Among the lines of the records below, copy those that hold the word "data".

::::::::::

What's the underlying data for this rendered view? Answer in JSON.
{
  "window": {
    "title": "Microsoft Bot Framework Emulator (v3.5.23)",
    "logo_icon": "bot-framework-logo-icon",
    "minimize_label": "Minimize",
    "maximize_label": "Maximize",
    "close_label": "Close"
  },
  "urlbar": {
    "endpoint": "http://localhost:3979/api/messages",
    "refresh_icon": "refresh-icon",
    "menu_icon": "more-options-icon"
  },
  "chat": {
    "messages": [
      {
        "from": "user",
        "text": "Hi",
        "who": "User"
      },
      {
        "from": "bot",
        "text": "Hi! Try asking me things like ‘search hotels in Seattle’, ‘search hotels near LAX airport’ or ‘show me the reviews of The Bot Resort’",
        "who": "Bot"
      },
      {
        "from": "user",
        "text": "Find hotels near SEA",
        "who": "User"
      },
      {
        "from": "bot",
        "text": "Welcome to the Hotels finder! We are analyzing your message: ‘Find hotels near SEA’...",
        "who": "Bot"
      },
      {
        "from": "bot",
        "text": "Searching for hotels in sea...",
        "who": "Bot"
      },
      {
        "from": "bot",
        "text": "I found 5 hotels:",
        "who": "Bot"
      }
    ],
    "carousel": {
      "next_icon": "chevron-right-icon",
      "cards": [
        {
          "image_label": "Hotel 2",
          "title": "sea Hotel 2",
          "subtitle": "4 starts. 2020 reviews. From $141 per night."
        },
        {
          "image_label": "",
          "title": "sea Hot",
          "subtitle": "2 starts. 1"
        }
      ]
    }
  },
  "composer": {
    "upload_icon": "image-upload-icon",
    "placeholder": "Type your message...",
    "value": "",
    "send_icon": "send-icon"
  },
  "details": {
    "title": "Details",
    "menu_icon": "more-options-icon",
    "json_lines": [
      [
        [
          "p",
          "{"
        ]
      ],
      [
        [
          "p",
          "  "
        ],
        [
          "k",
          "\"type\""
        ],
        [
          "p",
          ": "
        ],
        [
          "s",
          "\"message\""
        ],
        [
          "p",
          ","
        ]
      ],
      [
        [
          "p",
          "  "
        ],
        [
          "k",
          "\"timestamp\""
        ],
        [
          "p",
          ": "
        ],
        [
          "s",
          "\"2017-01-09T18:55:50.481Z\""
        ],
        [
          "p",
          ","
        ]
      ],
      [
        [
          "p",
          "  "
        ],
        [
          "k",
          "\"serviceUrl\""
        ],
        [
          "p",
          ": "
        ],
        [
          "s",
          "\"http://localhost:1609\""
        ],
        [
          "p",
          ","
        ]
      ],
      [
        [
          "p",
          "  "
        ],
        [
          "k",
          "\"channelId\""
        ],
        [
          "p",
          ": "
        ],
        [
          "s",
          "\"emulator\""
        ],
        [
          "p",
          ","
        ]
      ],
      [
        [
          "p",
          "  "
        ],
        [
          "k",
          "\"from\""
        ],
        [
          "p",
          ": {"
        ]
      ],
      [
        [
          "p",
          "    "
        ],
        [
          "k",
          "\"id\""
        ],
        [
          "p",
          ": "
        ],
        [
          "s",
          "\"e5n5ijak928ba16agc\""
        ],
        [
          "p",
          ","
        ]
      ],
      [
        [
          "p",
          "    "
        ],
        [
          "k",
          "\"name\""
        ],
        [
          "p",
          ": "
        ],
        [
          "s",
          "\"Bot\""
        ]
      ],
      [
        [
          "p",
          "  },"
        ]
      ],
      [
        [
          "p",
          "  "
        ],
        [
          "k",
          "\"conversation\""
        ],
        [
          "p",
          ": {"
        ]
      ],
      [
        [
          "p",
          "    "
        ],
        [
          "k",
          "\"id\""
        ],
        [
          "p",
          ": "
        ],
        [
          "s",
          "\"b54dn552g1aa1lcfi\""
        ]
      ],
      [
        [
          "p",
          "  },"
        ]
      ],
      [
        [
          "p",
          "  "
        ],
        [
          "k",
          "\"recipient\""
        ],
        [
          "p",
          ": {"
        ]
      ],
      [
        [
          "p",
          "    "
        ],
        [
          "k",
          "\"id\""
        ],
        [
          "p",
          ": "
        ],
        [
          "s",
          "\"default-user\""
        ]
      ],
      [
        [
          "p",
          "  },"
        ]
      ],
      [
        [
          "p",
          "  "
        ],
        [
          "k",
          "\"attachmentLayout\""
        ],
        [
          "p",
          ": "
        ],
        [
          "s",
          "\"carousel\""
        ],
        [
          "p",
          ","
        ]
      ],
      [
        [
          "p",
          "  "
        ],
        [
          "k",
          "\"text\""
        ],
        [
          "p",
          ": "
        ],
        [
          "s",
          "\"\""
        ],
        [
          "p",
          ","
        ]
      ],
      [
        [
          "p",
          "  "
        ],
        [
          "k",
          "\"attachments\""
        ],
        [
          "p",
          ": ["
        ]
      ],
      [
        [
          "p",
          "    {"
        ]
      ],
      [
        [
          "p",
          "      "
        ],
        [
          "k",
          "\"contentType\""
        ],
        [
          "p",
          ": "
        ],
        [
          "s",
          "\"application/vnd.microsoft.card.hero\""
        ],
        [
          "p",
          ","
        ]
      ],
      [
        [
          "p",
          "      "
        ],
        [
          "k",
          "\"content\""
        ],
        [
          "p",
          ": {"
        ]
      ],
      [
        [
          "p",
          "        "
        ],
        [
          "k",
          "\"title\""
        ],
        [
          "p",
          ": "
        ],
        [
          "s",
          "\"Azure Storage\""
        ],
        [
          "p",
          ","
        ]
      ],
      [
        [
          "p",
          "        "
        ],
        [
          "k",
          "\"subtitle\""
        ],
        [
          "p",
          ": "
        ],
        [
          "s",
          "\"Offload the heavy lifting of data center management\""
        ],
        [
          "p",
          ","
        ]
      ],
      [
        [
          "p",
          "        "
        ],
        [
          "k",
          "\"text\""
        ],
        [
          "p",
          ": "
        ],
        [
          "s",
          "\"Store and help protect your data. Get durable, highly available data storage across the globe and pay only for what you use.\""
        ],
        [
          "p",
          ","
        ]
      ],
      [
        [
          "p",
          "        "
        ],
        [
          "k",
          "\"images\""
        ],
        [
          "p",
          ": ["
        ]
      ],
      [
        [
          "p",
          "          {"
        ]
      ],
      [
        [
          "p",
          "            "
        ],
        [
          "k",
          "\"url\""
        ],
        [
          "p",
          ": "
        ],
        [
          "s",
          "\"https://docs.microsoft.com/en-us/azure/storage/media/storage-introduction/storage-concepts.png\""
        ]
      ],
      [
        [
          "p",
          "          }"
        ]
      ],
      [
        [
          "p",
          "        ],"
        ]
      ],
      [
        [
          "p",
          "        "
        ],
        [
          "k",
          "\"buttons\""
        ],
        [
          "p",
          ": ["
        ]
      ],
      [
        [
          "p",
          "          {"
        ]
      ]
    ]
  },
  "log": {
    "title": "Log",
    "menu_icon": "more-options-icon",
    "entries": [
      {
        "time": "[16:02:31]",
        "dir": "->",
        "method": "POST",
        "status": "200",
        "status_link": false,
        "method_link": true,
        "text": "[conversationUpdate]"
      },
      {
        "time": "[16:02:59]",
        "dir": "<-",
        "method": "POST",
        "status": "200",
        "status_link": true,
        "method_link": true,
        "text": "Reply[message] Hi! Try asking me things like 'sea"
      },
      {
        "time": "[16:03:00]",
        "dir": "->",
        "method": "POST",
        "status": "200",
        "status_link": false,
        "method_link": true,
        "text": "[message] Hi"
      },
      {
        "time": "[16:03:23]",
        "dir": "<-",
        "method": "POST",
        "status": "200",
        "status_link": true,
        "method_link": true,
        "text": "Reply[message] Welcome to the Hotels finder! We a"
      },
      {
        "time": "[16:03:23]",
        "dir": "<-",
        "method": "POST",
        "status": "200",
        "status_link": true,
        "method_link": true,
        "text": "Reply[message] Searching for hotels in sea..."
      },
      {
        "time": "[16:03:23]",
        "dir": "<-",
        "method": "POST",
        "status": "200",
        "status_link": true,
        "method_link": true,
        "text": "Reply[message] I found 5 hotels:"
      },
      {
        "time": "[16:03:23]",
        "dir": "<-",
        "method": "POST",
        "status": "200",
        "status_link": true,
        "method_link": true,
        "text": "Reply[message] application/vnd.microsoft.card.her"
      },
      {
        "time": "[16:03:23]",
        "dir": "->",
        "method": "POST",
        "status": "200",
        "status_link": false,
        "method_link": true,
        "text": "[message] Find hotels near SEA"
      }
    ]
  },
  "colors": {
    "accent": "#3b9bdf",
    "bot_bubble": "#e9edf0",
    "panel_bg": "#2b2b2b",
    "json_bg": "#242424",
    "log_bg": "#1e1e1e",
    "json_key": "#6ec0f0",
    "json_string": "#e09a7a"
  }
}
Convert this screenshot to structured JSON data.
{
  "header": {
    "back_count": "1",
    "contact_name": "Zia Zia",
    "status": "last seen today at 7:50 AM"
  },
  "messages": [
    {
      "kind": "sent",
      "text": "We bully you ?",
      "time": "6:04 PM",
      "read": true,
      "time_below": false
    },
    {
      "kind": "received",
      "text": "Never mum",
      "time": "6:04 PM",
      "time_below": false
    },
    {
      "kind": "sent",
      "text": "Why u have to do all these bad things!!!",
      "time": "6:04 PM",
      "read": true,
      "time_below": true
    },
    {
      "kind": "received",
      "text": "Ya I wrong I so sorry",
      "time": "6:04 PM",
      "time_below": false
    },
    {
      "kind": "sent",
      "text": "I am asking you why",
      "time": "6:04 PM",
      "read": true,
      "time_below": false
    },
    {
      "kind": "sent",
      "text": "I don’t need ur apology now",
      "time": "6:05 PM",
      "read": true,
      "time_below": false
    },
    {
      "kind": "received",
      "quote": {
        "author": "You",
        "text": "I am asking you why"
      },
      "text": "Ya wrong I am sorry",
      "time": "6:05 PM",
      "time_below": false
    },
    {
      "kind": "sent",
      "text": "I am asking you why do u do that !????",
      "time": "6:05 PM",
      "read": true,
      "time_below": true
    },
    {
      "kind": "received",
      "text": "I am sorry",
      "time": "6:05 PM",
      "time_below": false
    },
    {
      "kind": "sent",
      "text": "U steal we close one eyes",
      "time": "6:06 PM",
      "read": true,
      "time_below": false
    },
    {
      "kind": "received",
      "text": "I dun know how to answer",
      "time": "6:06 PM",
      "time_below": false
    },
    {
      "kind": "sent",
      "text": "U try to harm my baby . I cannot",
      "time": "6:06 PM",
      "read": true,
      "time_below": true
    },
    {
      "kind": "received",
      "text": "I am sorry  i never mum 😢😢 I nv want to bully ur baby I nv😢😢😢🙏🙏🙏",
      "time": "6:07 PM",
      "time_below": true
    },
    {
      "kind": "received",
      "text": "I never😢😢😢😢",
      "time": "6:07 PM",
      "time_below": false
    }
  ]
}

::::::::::

# Solution for this problem
What's the underlying data for this rendered view? Answer in JSON.
          "\"Offload the heavy lifting of data center management\""
          "\"Store and help protect your data. Get durable, highly available data storage across the globe and pay only for what you use.\""
Convert this screenshot to structured JSON data.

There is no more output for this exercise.